Estimates of influenza disease burden are broadly useful for public health, helping national and local authorities monitor epidemiologic trends, plan and allocate resources, and promote influenza vaccination. Historically, estimates of the burden of seasonal influenza in the United States, focused mainly on influenza-related mortality and hospitalization, were generated every few years.

Stay Healthy!

Friday, February 23, 2018

Podcast Series: Diagnosis and Treatment Of Hepatitis C

In case you missed it, interesting podcast. 

Diagnosis and Treatment Of Hepatitis C
February 22, 2018

Hepatitis C (HCV) is the most-deadly infectious disease in America.

  • More than 20,000 die every year because of HCV
  • Half of people infected do not know that they have the virus
  • HCV can remain undetected for decades

HCV is curable, even among past and current drug users. You can help turn the tide. Learn how to screen (hint: it's easy) and how screening can save lives.

Treatment is now simpler, more effective, and shorter than ever.

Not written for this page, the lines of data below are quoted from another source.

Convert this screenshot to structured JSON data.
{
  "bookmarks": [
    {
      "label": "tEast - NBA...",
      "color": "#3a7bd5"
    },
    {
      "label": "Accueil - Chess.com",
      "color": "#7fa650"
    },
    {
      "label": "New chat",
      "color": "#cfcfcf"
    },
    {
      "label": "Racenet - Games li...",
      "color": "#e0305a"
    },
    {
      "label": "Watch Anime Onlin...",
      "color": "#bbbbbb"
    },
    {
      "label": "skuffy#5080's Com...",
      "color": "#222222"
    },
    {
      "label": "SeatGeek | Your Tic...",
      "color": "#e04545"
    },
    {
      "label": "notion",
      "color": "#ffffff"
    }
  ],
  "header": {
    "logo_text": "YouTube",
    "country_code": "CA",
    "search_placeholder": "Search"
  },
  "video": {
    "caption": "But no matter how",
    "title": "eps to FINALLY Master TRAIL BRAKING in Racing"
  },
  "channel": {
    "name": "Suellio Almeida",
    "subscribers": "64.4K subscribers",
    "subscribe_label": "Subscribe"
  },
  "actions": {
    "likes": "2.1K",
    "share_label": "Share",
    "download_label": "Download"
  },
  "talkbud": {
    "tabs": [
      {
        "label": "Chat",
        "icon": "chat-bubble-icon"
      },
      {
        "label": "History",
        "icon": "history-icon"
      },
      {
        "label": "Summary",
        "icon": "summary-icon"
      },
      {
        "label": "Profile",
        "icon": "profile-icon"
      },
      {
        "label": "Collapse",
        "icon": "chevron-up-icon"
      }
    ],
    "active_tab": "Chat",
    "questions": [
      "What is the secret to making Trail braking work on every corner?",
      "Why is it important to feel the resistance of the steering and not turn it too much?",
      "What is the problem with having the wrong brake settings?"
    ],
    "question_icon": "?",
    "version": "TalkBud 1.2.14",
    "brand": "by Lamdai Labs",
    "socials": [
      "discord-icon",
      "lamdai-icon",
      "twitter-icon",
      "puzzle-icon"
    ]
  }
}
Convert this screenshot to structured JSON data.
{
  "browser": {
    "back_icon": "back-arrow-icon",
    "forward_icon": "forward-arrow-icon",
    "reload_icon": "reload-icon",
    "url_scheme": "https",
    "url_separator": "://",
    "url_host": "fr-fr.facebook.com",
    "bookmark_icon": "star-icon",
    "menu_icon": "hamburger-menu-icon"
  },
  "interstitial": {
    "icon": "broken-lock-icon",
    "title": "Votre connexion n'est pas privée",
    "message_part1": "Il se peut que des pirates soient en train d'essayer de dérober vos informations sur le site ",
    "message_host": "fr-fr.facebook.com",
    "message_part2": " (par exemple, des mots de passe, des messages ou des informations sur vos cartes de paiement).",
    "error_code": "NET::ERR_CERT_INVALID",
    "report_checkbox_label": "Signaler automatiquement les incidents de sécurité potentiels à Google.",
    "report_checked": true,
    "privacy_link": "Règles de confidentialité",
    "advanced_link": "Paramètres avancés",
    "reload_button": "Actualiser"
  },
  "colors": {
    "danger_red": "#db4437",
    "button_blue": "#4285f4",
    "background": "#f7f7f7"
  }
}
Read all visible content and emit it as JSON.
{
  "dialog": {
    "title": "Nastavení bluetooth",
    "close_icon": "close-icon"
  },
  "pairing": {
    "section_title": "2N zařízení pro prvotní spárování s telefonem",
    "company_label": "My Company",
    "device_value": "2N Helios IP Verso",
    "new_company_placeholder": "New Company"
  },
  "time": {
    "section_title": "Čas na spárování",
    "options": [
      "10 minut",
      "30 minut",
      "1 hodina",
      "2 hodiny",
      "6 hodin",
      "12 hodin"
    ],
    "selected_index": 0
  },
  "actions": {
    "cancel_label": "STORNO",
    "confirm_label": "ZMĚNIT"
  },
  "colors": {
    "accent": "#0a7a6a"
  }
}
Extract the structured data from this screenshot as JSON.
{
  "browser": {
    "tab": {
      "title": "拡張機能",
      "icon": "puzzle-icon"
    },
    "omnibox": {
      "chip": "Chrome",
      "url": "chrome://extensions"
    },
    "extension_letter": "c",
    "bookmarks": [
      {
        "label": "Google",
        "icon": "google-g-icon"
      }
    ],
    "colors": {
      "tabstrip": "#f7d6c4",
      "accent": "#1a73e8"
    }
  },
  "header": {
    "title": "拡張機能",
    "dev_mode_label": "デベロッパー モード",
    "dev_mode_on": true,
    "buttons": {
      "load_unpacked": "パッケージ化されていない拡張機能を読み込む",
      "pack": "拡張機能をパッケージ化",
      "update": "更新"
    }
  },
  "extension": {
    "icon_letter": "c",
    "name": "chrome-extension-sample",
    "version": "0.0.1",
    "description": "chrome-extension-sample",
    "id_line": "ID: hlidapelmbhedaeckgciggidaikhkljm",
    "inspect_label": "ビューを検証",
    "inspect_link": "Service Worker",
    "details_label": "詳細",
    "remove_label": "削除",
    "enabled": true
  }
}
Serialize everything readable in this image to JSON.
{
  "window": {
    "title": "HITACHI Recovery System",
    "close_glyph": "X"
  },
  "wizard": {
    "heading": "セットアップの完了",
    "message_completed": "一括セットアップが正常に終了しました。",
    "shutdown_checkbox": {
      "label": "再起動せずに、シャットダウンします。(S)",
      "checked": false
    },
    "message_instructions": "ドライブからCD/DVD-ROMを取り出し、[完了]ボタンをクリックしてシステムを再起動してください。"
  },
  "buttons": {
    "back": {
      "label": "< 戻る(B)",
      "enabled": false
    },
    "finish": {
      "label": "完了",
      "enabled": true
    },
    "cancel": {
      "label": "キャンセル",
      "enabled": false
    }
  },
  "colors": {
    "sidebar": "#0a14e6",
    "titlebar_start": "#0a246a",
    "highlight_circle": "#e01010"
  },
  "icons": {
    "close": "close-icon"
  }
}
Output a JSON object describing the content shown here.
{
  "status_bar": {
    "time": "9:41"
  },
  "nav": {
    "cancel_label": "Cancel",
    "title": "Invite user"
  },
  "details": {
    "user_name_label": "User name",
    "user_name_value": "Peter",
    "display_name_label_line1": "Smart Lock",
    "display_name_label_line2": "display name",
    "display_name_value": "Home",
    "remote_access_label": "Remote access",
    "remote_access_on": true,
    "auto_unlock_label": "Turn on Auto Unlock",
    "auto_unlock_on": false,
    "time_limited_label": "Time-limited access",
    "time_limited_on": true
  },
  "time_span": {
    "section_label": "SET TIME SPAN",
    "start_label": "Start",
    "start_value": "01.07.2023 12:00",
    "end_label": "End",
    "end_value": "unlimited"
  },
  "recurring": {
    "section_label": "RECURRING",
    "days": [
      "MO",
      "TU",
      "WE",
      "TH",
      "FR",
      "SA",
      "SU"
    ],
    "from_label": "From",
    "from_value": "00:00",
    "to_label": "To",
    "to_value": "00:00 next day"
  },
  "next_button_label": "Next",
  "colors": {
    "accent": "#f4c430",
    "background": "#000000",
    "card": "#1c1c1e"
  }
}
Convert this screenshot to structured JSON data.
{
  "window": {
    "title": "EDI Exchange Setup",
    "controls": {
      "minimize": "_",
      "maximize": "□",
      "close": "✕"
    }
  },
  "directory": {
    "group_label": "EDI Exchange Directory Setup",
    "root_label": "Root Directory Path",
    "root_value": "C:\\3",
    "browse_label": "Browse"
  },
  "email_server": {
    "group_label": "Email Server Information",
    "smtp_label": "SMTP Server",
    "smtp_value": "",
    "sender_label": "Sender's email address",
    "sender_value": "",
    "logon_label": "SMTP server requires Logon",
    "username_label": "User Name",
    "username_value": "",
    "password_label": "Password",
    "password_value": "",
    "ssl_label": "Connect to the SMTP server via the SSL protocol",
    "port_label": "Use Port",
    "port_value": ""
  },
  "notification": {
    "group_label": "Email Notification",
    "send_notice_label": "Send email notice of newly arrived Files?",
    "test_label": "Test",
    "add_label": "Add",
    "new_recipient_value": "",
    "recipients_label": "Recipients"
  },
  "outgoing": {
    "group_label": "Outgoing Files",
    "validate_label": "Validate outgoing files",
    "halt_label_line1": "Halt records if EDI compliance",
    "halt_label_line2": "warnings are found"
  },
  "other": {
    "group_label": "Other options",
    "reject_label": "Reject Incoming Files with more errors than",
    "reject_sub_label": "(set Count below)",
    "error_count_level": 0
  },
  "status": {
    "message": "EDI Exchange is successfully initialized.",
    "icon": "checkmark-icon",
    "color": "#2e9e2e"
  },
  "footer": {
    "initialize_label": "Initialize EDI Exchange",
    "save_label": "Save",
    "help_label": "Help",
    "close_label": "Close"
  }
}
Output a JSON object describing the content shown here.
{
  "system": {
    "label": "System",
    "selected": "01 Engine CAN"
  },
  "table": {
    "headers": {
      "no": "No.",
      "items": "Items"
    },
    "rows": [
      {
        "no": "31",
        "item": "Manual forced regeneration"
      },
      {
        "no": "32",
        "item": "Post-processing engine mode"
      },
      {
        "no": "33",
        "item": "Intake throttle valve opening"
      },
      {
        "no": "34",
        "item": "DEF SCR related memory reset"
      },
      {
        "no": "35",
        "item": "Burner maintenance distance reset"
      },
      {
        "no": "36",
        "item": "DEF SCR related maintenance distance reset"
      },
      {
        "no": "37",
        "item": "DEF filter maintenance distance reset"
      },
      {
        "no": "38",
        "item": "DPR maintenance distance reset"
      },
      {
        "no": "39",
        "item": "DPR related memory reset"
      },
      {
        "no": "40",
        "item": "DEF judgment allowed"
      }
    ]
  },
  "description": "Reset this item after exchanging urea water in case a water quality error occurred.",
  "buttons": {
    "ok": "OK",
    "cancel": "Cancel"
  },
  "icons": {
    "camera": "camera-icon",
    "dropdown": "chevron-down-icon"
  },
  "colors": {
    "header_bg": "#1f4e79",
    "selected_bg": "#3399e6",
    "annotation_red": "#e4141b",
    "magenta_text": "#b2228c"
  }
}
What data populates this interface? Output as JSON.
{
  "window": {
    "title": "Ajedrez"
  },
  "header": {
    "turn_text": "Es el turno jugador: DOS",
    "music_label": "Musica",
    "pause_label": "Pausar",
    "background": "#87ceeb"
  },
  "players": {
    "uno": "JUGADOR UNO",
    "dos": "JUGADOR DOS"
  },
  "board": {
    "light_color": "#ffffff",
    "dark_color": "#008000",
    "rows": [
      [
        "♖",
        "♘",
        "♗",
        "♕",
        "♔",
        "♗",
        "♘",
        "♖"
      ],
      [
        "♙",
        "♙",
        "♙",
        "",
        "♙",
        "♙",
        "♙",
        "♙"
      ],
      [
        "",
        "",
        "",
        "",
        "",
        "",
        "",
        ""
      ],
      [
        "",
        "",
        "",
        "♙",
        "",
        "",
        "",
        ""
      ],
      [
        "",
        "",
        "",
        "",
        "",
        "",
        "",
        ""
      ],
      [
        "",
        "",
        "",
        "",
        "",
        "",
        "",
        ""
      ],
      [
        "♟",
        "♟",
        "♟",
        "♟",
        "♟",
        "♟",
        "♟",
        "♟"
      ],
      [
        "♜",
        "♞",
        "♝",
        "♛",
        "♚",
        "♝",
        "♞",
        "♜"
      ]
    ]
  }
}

And it should be offered to nearly everyone with HCV, regardless of the level of cirrhosis.

Tune in to START HCV Radio Hour to listen and learn as our expert faculty explore important topics, using patient stories in an engaging moderated DKBmed Talk, modeled after the famous and popular TED Talks.

  • Learn how to detect HCV infection with a simple blood test
  • Become familiar with revolutionary new treatment options that cure 99% of people who use them
  • Prevent the spread of HCV and the morbidity and mortality that can follow

The expert faculty includes Mark Sulkowski, MD, professor of medicine and medical director of the Viral Hepatitis Center at the Johns Hopkins University School of Medicine; Alain Litwin, MD, professor of medicine at Albert Einstein College of Medicine in New York; Kathleen Brady, MD, Distinguished University Professor at the Medical University of South Carolina and Director of the South Carolina Clinical and Translational Research Institute; and Raymond Chung, MD, director of hepatology and the Liver Center at Massachusetts General Hospital in Boston.